13 Now who will harm you if you are eager to do what is good? 14 But even if you do suffer for doing what is right, you are blessed. Do not fear what they fear, and do not be intimidated, 15 but in your hearts sanctify Christ as Lord. Always be ready to make your defense to anyone who demands from you an accounting for the hope that is in you; 16 yet do it with gentleness and reverence… (RSV)
The Beatitudes, the Apostolic letters, and many other Scriptural sources encourage Christians to embrace callings such as peacekeeping and administration, which can be used to further the credibility and leadership of Christian environmental efforts.

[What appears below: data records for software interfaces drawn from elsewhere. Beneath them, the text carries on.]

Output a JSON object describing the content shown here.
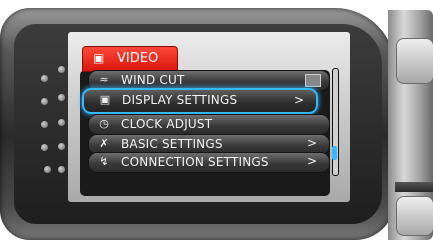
{
  "menu": {
    "tab_label": "VIDEO",
    "tab_icon": "video-camera-icon",
    "items": [
      {
        "label": "WIND CUT",
        "icon": "wind-icon",
        "trailing": "toggle-graphic"
      },
      {
        "label": "DISPLAY SETTINGS",
        "icon": "display-icon",
        "trailing": ">",
        "selected": true
      },
      {
        "label": "CLOCK ADJUST",
        "icon": "clock-icon",
        "trailing": ""
      },
      {
        "label": "BASIC SETTINGS",
        "icon": "tools-icon",
        "trailing": ">"
      },
      {
        "label": "CONNECTION SETTINGS",
        "icon": "connection-icon",
        "trailing": ">"
      }
    ]
  },
  "colors": {
    "tab_red": "#e21a12",
    "highlight_blue": "#35b8ff",
    "row_dark": "#2b2b2b"
  }
}
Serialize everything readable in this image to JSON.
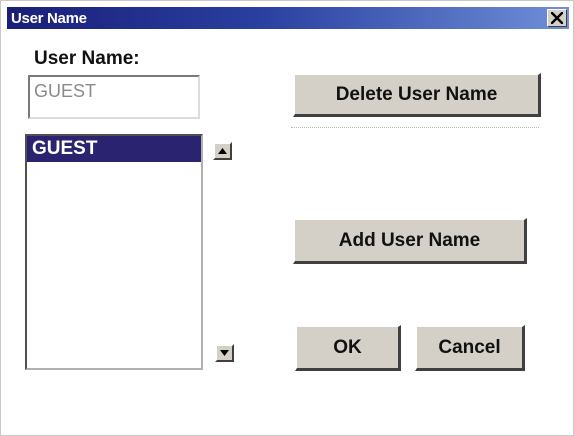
{
  "window": {
    "title": "User Name",
    "close_glyph": "✕"
  },
  "form": {
    "label": "User Name:",
    "input_value": "GUEST"
  },
  "list": {
    "items": [
      "GUEST"
    ],
    "selected_index": 0
  },
  "buttons": {
    "delete": "Delete User Name",
    "add": "Add User Name",
    "ok": "OK",
    "cancel": "Cancel"
  },
  "colors": {
    "title_bar": "#1a1f78",
    "selection": "#2a2470",
    "button_face": "#d4d0c8"
  }
}
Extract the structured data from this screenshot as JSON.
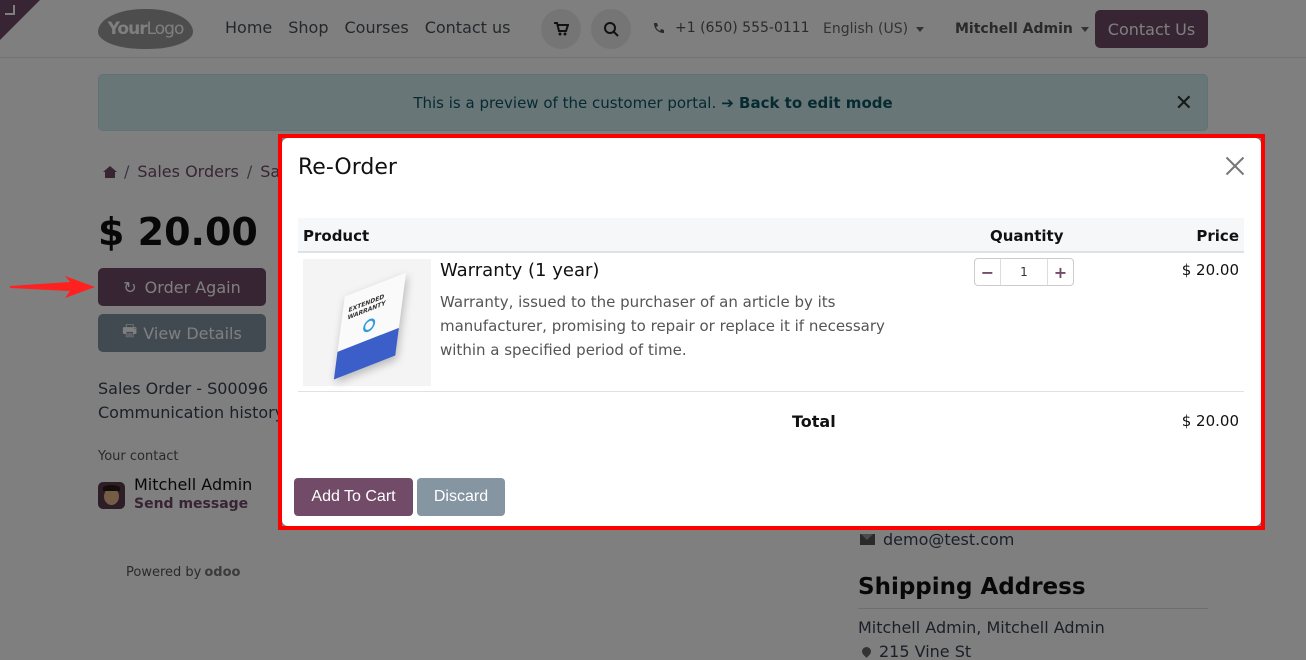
{
  "navbar": {
    "logo_bold": "Your",
    "logo_light": "Logo",
    "links": [
      "Home",
      "Shop",
      "Courses",
      "Contact us"
    ],
    "icons": [
      "cart-icon",
      "search-icon"
    ],
    "phone": "+1 (650) 555-0111",
    "language": "English (US)",
    "user": "Mitchell Admin",
    "contact_button": "Contact Us"
  },
  "alert": {
    "text": "This is a preview of the customer portal.",
    "link": "➔ Back to edit mode"
  },
  "breadcrumb": [
    "Sales Orders",
    "Sale"
  ],
  "order": {
    "amount": "$ 20.00",
    "order_again": "Order Again",
    "view_details": "View Details",
    "reference": "Sales Order - S00096",
    "communication": "Communication history",
    "contact_label": "Your contact",
    "contact_name": "Mitchell Admin",
    "send_message": "Send message",
    "powered_by": "Powered by",
    "powered_brand": "odoo",
    "email": "demo@test.com",
    "shipping_title": "Shipping Address",
    "shipping_name": "Mitchell Admin, Mitchell Admin",
    "shipping_street": "215 Vine St"
  },
  "modal": {
    "title": "Re-Order",
    "columns": {
      "product": "Product",
      "quantity": "Quantity",
      "price": "Price"
    },
    "lines": [
      {
        "name": "Warranty (1 year)",
        "description": "Warranty, issued to the purchaser of an article by its manufacturer, promising to repair or replace it if necessary within a specified period of time.",
        "image_label": "EXTENDED WARRANTY",
        "quantity": "1",
        "price": "$ 20.00"
      }
    ],
    "total_label": "Total",
    "total_value": "$ 20.00",
    "add_to_cart": "Add To Cart",
    "discard": "Discard"
  },
  "colors": {
    "brand": "#714B67",
    "secondary": "#8595a2",
    "highlight": "#ff0000",
    "alert_bg": "#d1ecf1"
  }
}
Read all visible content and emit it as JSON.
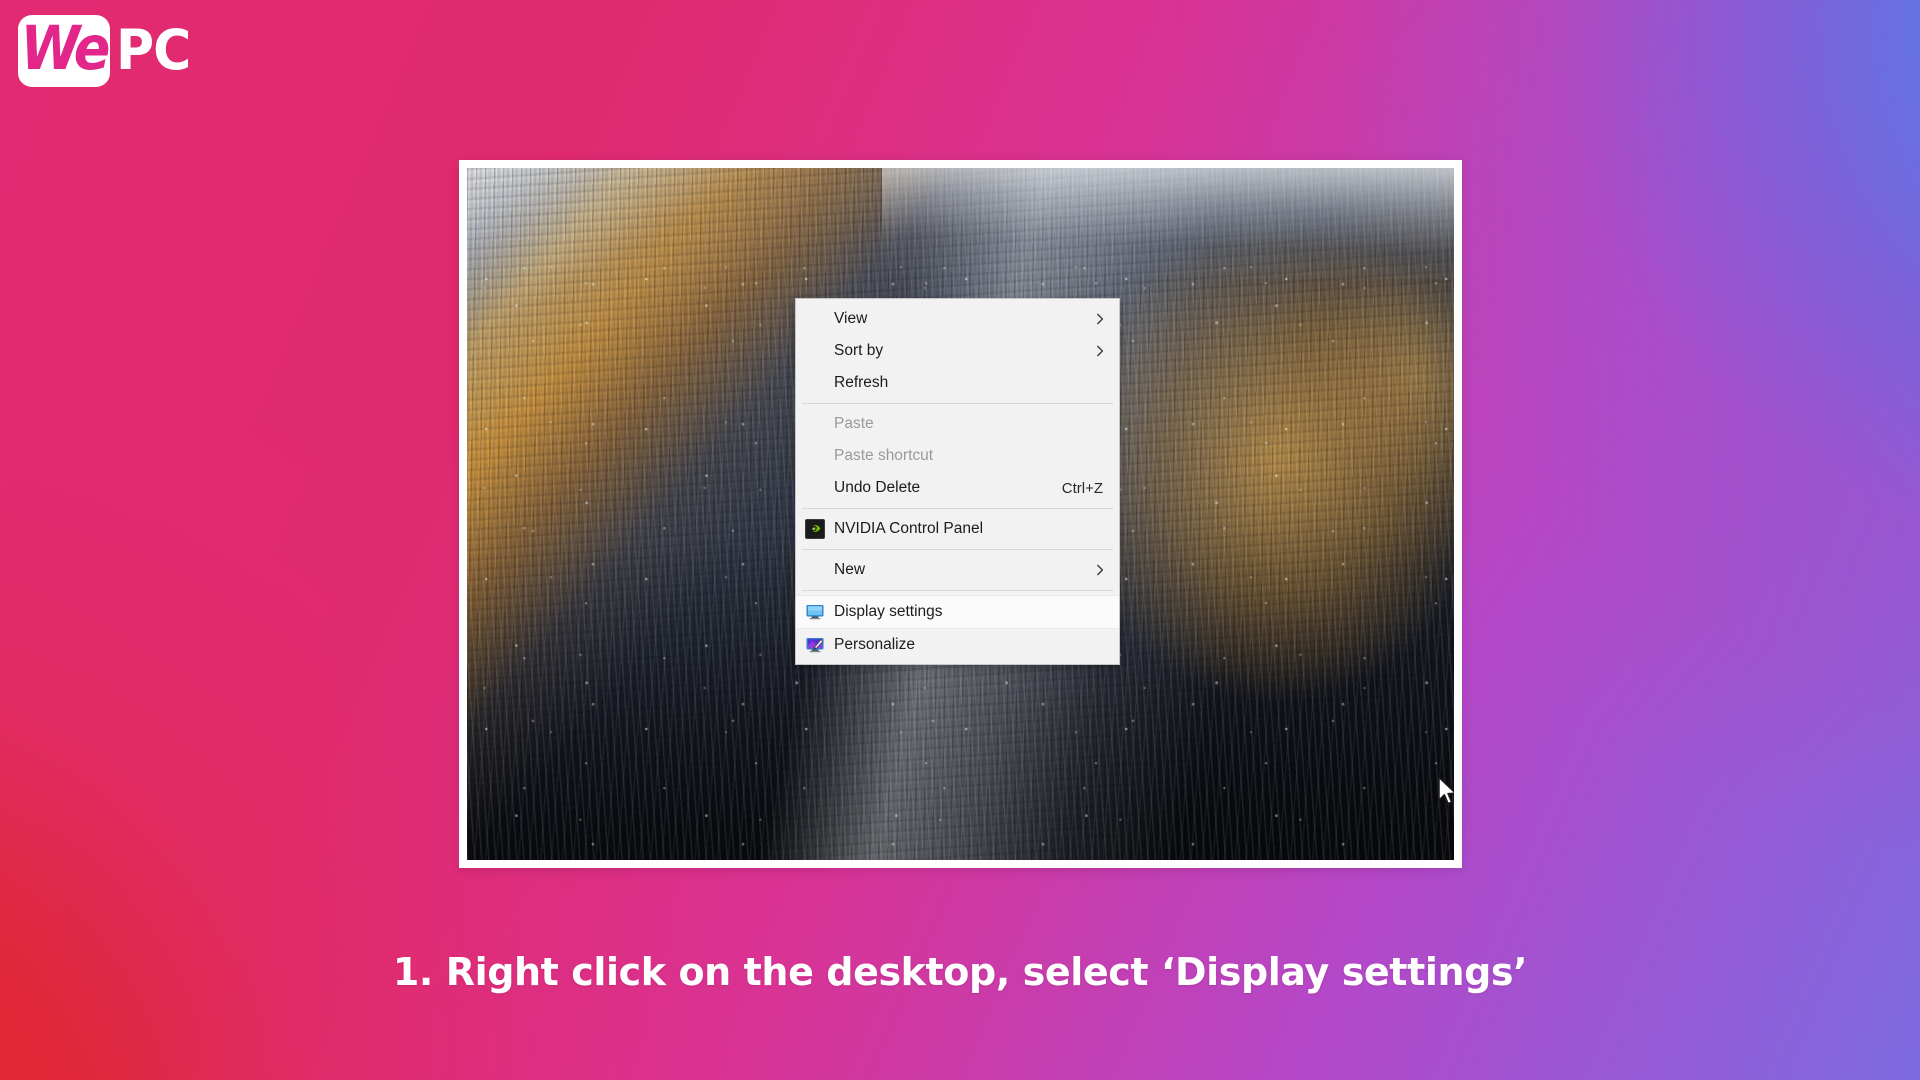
{
  "brand": {
    "mark_text": "We",
    "word_text": "PC",
    "mark_bg": "#ffffff",
    "mark_color": "#e2268a",
    "word_color": "#ffffff"
  },
  "background": {
    "gradient_from": "#e22a72",
    "gradient_mid": "#b448c9",
    "gradient_to": "#4b82ec",
    "gradient_accent_red": "#e0282f"
  },
  "screenshot": {
    "frame_color": "#ffffff",
    "wallpaper_description": "Snowy mountain slope with golden larch forest"
  },
  "context_menu": {
    "background": "#f2f2f2",
    "border": "#c6c6c6",
    "highlight_color": "#fbfbfb",
    "items": [
      {
        "label": "View",
        "accel": "",
        "submenu": true,
        "disabled": false,
        "icon": "",
        "highlight": false
      },
      {
        "label": "Sort by",
        "accel": "",
        "submenu": true,
        "disabled": false,
        "icon": "",
        "highlight": false
      },
      {
        "label": "Refresh",
        "accel": "",
        "submenu": false,
        "disabled": false,
        "icon": "",
        "highlight": false
      },
      {
        "separator": true
      },
      {
        "label": "Paste",
        "accel": "",
        "submenu": false,
        "disabled": true,
        "icon": "",
        "highlight": false
      },
      {
        "label": "Paste shortcut",
        "accel": "",
        "submenu": false,
        "disabled": true,
        "icon": "",
        "highlight": false
      },
      {
        "label": "Undo Delete",
        "accel": "Ctrl+Z",
        "submenu": false,
        "disabled": false,
        "icon": "",
        "highlight": false
      },
      {
        "separator": true
      },
      {
        "label": "NVIDIA Control Panel",
        "accel": "",
        "submenu": false,
        "disabled": false,
        "icon": "nvidia-icon",
        "highlight": false
      },
      {
        "separator": true
      },
      {
        "label": "New",
        "accel": "",
        "submenu": true,
        "disabled": false,
        "icon": "",
        "highlight": false
      },
      {
        "separator": true
      },
      {
        "label": "Display settings",
        "accel": "",
        "submenu": false,
        "disabled": false,
        "icon": "display-icon",
        "highlight": true
      },
      {
        "label": "Personalize",
        "accel": "",
        "submenu": false,
        "disabled": false,
        "icon": "personalize-icon",
        "highlight": false
      }
    ]
  },
  "cursor": {
    "icon": "arrow-pointer-icon"
  },
  "caption": {
    "text": "1. Right click on the desktop, select ‘Display settings’",
    "color": "#ffffff"
  }
}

This line of thinking informs how we engage our environmental majors, and students in related fields like health science. We hope to broaden their communication skills, gain ethical discipline, and nurture courage, by carefully examining their own positions while exploring unfamiliar cultural terrains. In addition to exploring why religious people back away from such death-dealing concerns as sea level rise, examining case histories incorporating both failures and successes from diverse contexts encourages students to prepare for roles in governance and management. To assist with this task, my new textbook, Religion and the Environment: An Introduction, provides select Christian examples of adopting sustainable technology, such as the Gothic solar of Gloucester Cathedral, UK, the wind turbines at Luther College and St. Olaf College, and the LEED certification of Baylor University’s Truett Seminary. Christians should also recognize they are not alone in this pursuit. Religion and the Environment explicates a Moroccan plan for a national system of solar mosques, Findhorn’s program for carbon neutrality, and the high degree of cooperation among Buddhist branches in articulating shared values concerning climate policy.5 Those of us working at the interface of faith and science should cultivate confidence in our ability to accept God’s guidance, and develop content rich, objective, and intellectually stimulating tools to prepare our students for a complex and sometimes perplexing planetary future.
- Kari Norgaard, Living in Denial: Climate Change, Emotions and Everyday Life (Cambridge, MA: MIT Press, 2011), 63-93.
- Norgaard, Living in Denial.
- Robin Globus Veldman, The Gospel of Climate Skepticism: Why Evangelical Christians Oppose Action on Climate Change (Oakland, CA: University of California Press, 2019).
- Bruce Metzger and Roland Murphy, eds. The New Oxford Annotated Bible (New York: Oxford University Press, 1994).
- Susan P. Bratton, Religion and the Environment: An Introduction (New York: Routledge, 2021).